Second, islands in the Early Byzantine period inevitably require us to attempt to synthesize the patchy and complicated history of settlement change during these centuries. With several exceptions, areas in Cyprus that were urbanized in antiquity tend to remain so today making it difficult to unpack the process of urban change in the Early Byzantine period. Cyprus has enjoyed rather extensive research in its rural areas, but so far, this work has only offered fleeting glimpses of the process of rural change over the 6th to 9th centuries. For better or for worse, archaeologists will have to write settlement history at any scale through proxies and comparisons rather than on the basis of direct evidence. 

Third, the obscurity of rural change and the challenges of understanding urban change on Cyprus has much to do with our inconsistent understanding of the material culture of these centuries. In particular, our ceramic chronologies continue to require refining and the relationship between various classes of small finds – coins, lamps, pots, seals, et c. – has to continue to inform critically our understanding of architecture, settlement, and regional and island wide change.

Fourth, while the study of islands has always involved attention to the place of human society within the environment, recent attention to the environment in a Mediterranean context has brought a new sense of sophistication and historical context to changes in climate. For Cyprus, for example, historical variability in rainfall either on the island or in the larger region can have dramatic impacts on agricultural production and the place of the island within the regional economy. It’s not just agricultural productivity and shifts in climate, of course, but also understanding how various external influences refract through the distinctive environmental resources available to island communities.

All this points to the larger question that’s clogging my head as I think about Cyprus and insularity: how does thinking of Cyprus as an island produce new ways of understanding the Cypriot and Mediterranean past?
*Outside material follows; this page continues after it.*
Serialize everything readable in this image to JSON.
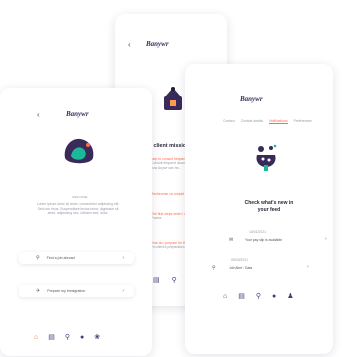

What does insularity bring to the the interpretative table for Roman and Byzantine antiquity?